Many Massachusetts public schools are training students for the worst-case scenario – an active shooter situation.
But as 25 Investigates found neither Massachusetts nor the federal government require this type of training and there are no guidelines for schools to follow. Additionally, the level of preparedness varies from school to school.
Thirty-nine states, including Massachusetts, require public schools to conduct general safety drills. But there is no mandate to include intruder or active shooter education into those safety drills. Therefore, the decision to conduct active shooter training is entirely up to individual school districts.
25 Investigates wanted to know what steps are being taken across the state, what methods are being used to prepare students and how often this training is taking place in the Commonwealth's public schools. We surveyed the state's more than 230 school superintendents, but only 15% of them responded by our deadline.
All but three of the respondents reported using some form of active shooter training in schools.
Our survey found varying methods are being employed. Among the most common: powerpoint presentations, videos, tabletop exercises, and drills and simulations, where an individual dramatizes an active shooter. About 64% of the responding districts said they held simulations.
All respondents reported working with police or a security firm to develop safety protocols and many said they only trained staff on how to respond to an active shooter.
Our survey also shows most schools are using the nationally recognized ALICE safety protocol. ALICE, which stands for Alert, Lockdown, Inform, Counter, Evacuate, teaches students an alternative to hiding, the method widely taught in schools 20 years ago.
"We used to tell them to hide. Now we tell them hiding is not always the best," said Chief John Carbone of the Barre Police Department, who last month held an active shooter training for his department’s first responders. "Sometimes it works, sometimes it doesn't."
The Quabbin School District, which Barre is a part of, also conducts age-appropriate active shooter drills for students where ALICE techniques are taught. Students get three options – run, hide and fight, according to Chief Carbone, and, depending on the circumstances, students can decide for themselves which option works best.
Students and staff alike need to know what to do should a real emergency arise, he added.
"We certainly don't want children to be afraid to be in school, but we want them to understand that there are safety protocols that we have in place and what to do in case of an emergency," said Dr. Sheila Muir, Quabbin Regional Schools Superintendent.
During last month's Barre active shooter simulation, students, staff and parents of Quabbin Regional High School volunteered to participate in the training, where students played the role of victims and one individual pretended to be the gunman. The chiefs of the Barre Police and Fire Departments carefully observed first responder's actions.
The simulation, a first of its kind in the Quabbin School District, was intended to test the active school shooter skills Barre Police and Fire first responders have learned up to that point – eliminating the threat, rescue, medical treatment and evacuation.
"Everybody should have a plan," said Chief Joseph Solomon of the Methuen Police Department, who chairs the School Safety and Security Committee of the Massachusetts Chiefs of Police Association.
"Everybody is using different types of responses.

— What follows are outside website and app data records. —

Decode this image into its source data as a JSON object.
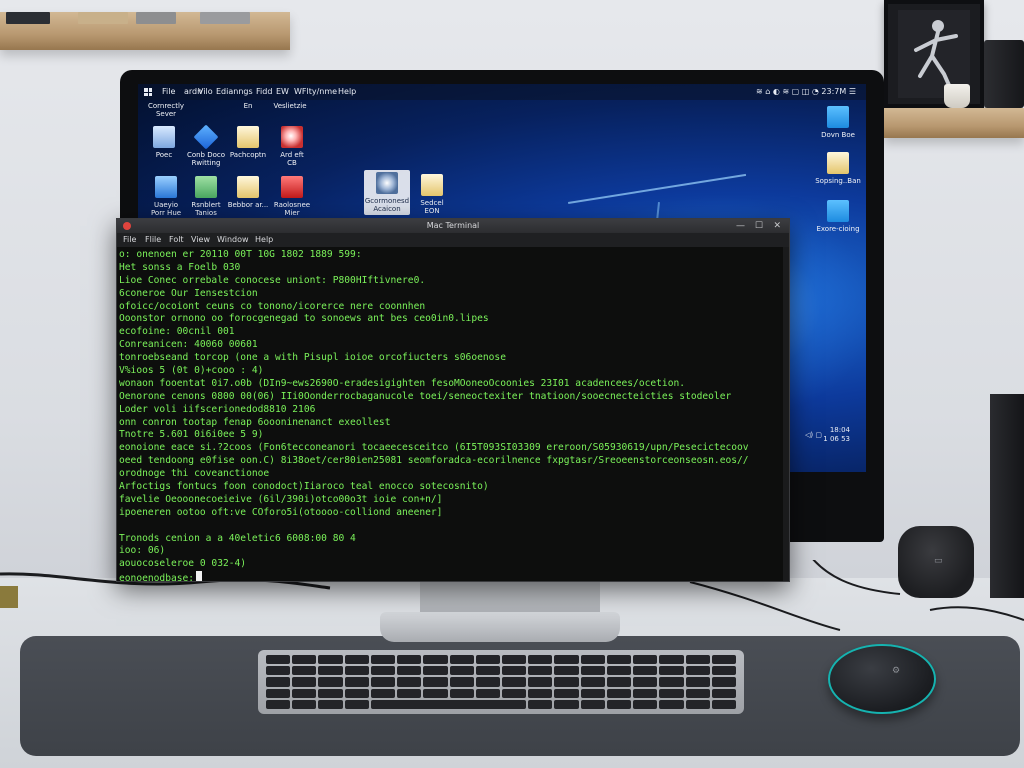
{
  "desktop": {
    "menubar": {
      "items": [
        "File",
        "ardn",
        "Vilo",
        "Edianngs",
        "Fidd",
        "EW",
        "WFlty/nme",
        "Help"
      ],
      "tray": "≋ ⌂ ◐ ≋ ▢ ◫ ◔ 23:7M ☰"
    },
    "icons": [
      {
        "label": "Cornrectly\nSever",
        "glyph": "none"
      },
      {
        "label": "Poec",
        "glyph": "recycle"
      },
      {
        "label": "Conb Doco\nRwitting",
        "glyph": "blue"
      },
      {
        "label": "Pachcoptn",
        "glyph": "doc"
      },
      {
        "label": "Ard eft\nCB",
        "glyph": "disc"
      },
      {
        "label": "En",
        "glyph": "none"
      },
      {
        "label": "Veslietzie",
        "glyph": "none"
      },
      {
        "label": "Uaeyio\nPorr Hue",
        "glyph": "monitor"
      },
      {
        "label": "Rsnblert\nTanios",
        "glyph": "folder-green"
      },
      {
        "label": "Bebbor ar...",
        "glyph": "doc"
      },
      {
        "label": "Raolosnee\nMier",
        "glyph": "red"
      },
      {
        "label": "Gcormonesd\nAcaicon",
        "glyph": "swirl"
      },
      {
        "label": "Sedcel\nEON",
        "glyph": "doc"
      },
      {
        "label": "Dovn Boe",
        "glyph": "folder"
      },
      {
        "label": "Sopsing..Ban",
        "glyph": "doc"
      },
      {
        "label": "Exore-cioing",
        "glyph": "folder"
      }
    ],
    "clock_time": "18:04",
    "clock_date": "1 06 53",
    "tray_bottom": "◁) ▢"
  },
  "terminal": {
    "title": "Mac Terminal",
    "controls": {
      "minimize": "—",
      "maximize": "☐",
      "close": "✕"
    },
    "menu": [
      "File",
      "Flile",
      "Folt",
      "View",
      "Window",
      "Help"
    ],
    "lines": [
      "o: onenoen er 20110 00T 10G 1802 1889 599:",
      "Het sonss a Foelb 030",
      "Lioe Conec orrebale conocese uniont: P800HIftivnere0.",
      "6coneroe Our Iensestcion",
      "ofoicc/ocoiont ceuns co tonono/icorerce nere coonnhen",
      "Ooonstor ornono oo forocgenegad to sonoews ant bes ceo0in0.lipes",
      "ecofoine: 00cnil 001",
      "Conreanicen: 40060 00601",
      "tonroebseand torcop (one a with Pisupl ioioe orcofiucters s06oenose",
      "V%ioos 5 (0t 0)+cooo : 4)",
      "wonaon fooentat 0i7.o0b (DIn9~ews2690O-eradesigighten fesoMOoneoOcoonies 23I01 acadencees/ocetion.",
      "Oenorone cenons 0800 00(06) IIi0Oonderrocbaganucole toei/seneoctexiter tnatioon/sooecnecteicties stodeoler",
      "Loder voli iifscerionedod8810 2106",
      "onn conron tootap fenap 6oooninenanct exeollest",
      "Tnotre 5.601 0i6i0ee 5 9)",
      "eonoione eace si.?2coos (Fon6tecconeanori tocaeecesceitco (6I5T093SI03309 ereroon/S05930619/upn/Pesecictecoov",
      "oeed tendoong e0fise oon.C) 8i38oet/cer80ien25081 seomforadca-ecorilnence fxpgtasr/Sreoeenstorceonseosn.eos//",
      "orodnoge thi coveanctionoe",
      "Arfoctigs fontucs foon conodoct)Iiaroco teal enocco sotecosnito)",
      "favelie Oeooonecoeieive (6il/390i)otco00o3t ioie con+n/]",
      "ipoeneren ootoo oft:ve COforo5i(otoooo-colliond aneener]",
      "",
      "Tronods cenion a a 40eletic6 6008:00 80 4",
      "ioo: 06)",
      "aouocoseleroe 0 032-4)",
      "eonoenodbase:"
    ]
  },
  "scene": {
    "accent_green": "#7bf25a",
    "wallpaper_blue": "#1e6fd6",
    "mouse_accent": "#16b3b0",
    "mouse_logo": "⚙",
    "speaker_logo": "▭"
  }
}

What it really requires is a good cohesion between the school department and the police department. These should be normal practice. Every single year, every single school should do a least one full-scale drill and routinely whether it's monthly or bi-monthly or every other month."
Solomon firmly believes active shooter training in public schools should be mandatory and uniform across the state.

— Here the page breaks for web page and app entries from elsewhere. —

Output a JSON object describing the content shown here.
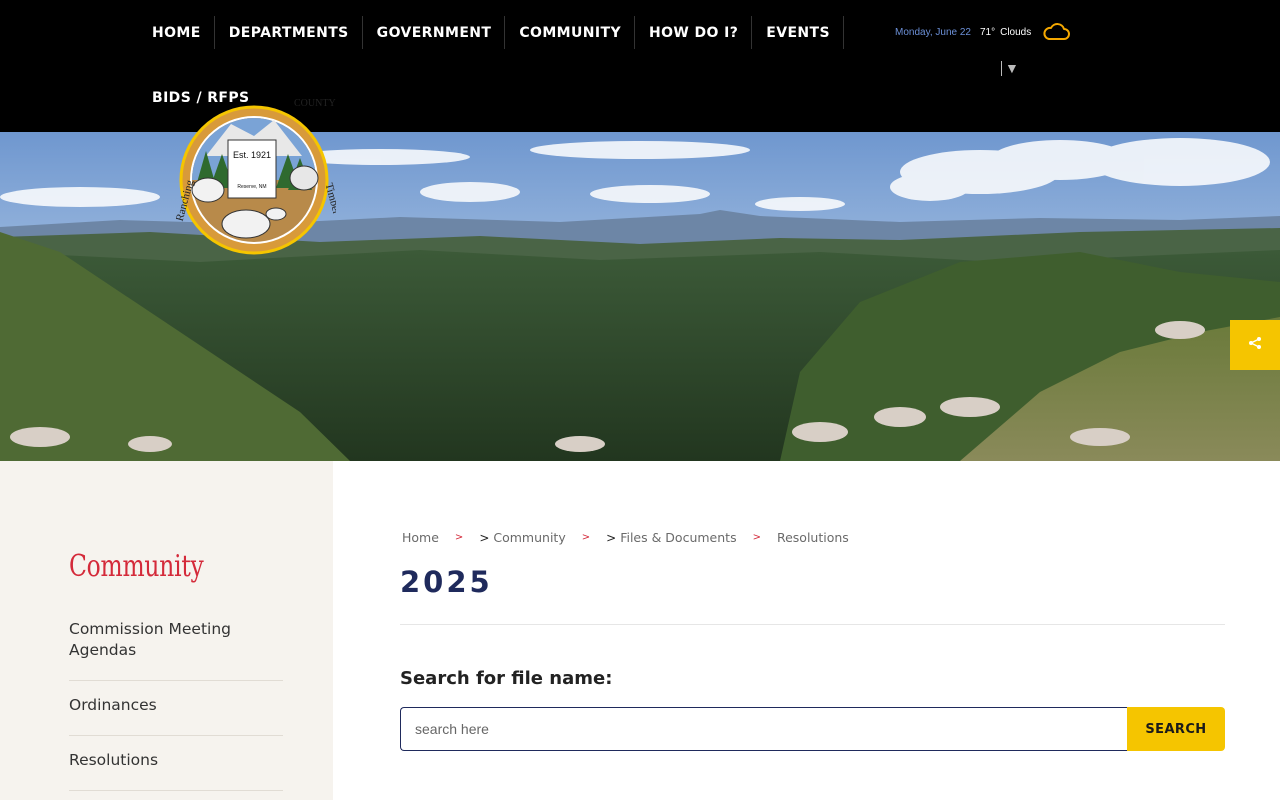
{
  "nav": {
    "items": [
      {
        "label": "HOME"
      },
      {
        "label": "DEPARTMENTS"
      },
      {
        "label": "GOVERNMENT"
      },
      {
        "label": "COMMUNITY"
      },
      {
        "label": "HOW DO I?"
      },
      {
        "label": "EVENTS"
      },
      {
        "label": "BIDS / RFPS"
      }
    ]
  },
  "weather": {
    "date": "Monday, June 22",
    "temperature": "71°",
    "condition": "Clouds",
    "icon": "cloud-icon"
  },
  "language_selector": {
    "arrow": "▼"
  },
  "seal": {
    "top_text": "COUNTY",
    "established": "Est. 1921",
    "left_text": "Ranching",
    "right_text": "Timber",
    "location": "Reserve, NM"
  },
  "share_tab": {
    "icon": "share-icon"
  },
  "sidebar": {
    "title": "Community",
    "items": [
      {
        "label": "Commission Meeting Agendas"
      },
      {
        "label": "Ordinances"
      },
      {
        "label": "Resolutions"
      }
    ]
  },
  "breadcrumb": {
    "items": [
      "Home",
      "Community",
      "Files & Documents",
      "Resolutions"
    ],
    "separator": ">",
    "prefix": ">"
  },
  "main": {
    "title": "2025",
    "search_label": "Search for file name:",
    "search_placeholder": "search here",
    "search_button": "SEARCH"
  },
  "colors": {
    "header_bg": "#000000",
    "accent_yellow": "#f5c500",
    "title_red": "#d42a3a",
    "navy": "#1f2a5c",
    "sidebar_bg": "#f6f3ee"
  }
}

Jill Battal, a school psychologist and president of the Massachusetts School Psychologists Association, is not convinced active shooter training should be required in public schools and says there is not enough evidence confirming the effectiveness of the training.

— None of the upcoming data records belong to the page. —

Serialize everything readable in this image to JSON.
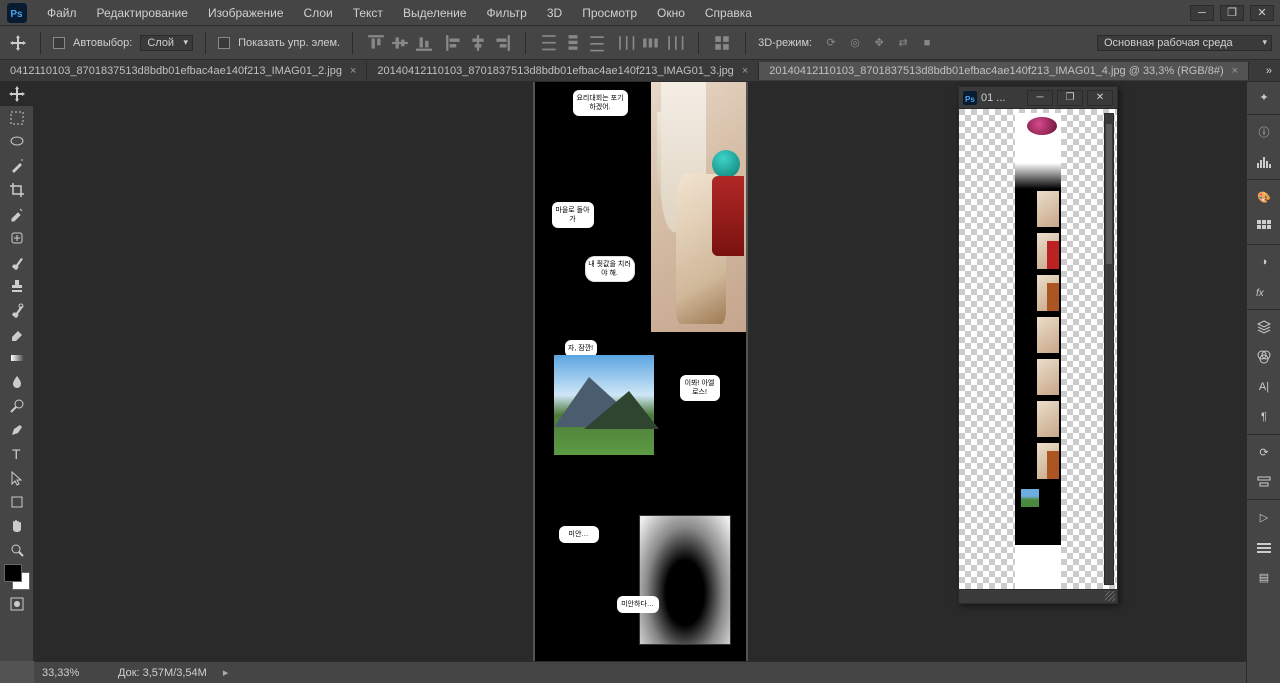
{
  "menu": {
    "items": [
      "Файл",
      "Редактирование",
      "Изображение",
      "Слои",
      "Текст",
      "Выделение",
      "Фильтр",
      "3D",
      "Просмотр",
      "Окно",
      "Справка"
    ]
  },
  "options": {
    "autoselect_label": "Автовыбор:",
    "autoselect_value": "Слой",
    "show_transform_label": "Показать упр. элем.",
    "mode_3d_label": "3D-режим:",
    "workspace_label": "Основная рабочая среда"
  },
  "tabs": [
    {
      "label": "0412110103_8701837513d8bdb01efbac4ae140f213_IMAG01_2.jpg",
      "active": false
    },
    {
      "label": "20140412110103_8701837513d8bdb01efbac4ae140f213_IMAG01_3.jpg",
      "active": false
    },
    {
      "label": "20140412110103_8701837513d8bdb01efbac4ae140f213_IMAG01_4.jpg @ 33,3% (RGB/8#)",
      "active": true
    }
  ],
  "canvas": {
    "bubbles": {
      "b1": "요리대회는 포기하겠어.",
      "b2": "마을로 돌아가",
      "b3": "내 죗값을 치러야 해.",
      "b4": "자, 잠깐!",
      "b5": "이봐! 아엘로스!",
      "b6": "미안…",
      "b7": "미안하다…"
    }
  },
  "navigator": {
    "title": "01 ..."
  },
  "status": {
    "zoom": "33,33%",
    "doc": "Док: 3,57M/3,54M"
  }
}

"To my knowledge there hasn't been a lot of research on the active shooter simulation drills," said Battal. "There is, however, research that supports practicing a lockdown procedure. It helps staff and students be more prepared. Schools and communities really need to weigh the pros and cons of doing a full simulation versus another type of preparedness activity."
Battal adds that no matter which emergency preparedness method a school chooses, a mental health professional should always be involved, adding that the realistic nature of these drills or simulation may impact some students, particularly the younger ones.
"They should be present not just during the drill but really in planning the drill and making sure that we are setting it up for success."
Some parents we spoke to for this story also wondered if an active shooter simulation was the best approach for all children. Some even worry that, if not done with care, it could do more harm than good.
Quiana Agbai is a mother of two children who attend elementary school in Hyde Park. While she agrees that schools need to be prepared to respond in the event of a tragedy, she believes the simulations may prove to be too emotionally stressful for some children.
"I would love to see the teachers being trained. I think to put that anxiety on the children who a lot of the time, developmentally, have a hard time distinguishing between what’s real and what’s staged that’s really hard."
Another concern for Agbai is the potential for training the perpetrators.
"In a few incidents the perpetrators are peers, other students. So now they are getting the training so they can proactively know this is how the school will respond, these are the doors that would be locked. It's kind of disconcerting to think that a perpetrator would be getting trained in the same way."
The Massachusetts Chiefs of Police Association tells 25 Investigates they are proactively creating an active shooter curriculum to be used at schools across the state. But currently there is nothing on the books to require districts to follow any set protocols.
The run, hide and fight concept is endorsed at the local, state and federal levels, including by the U.S. Department of Homeland Security and the FBI.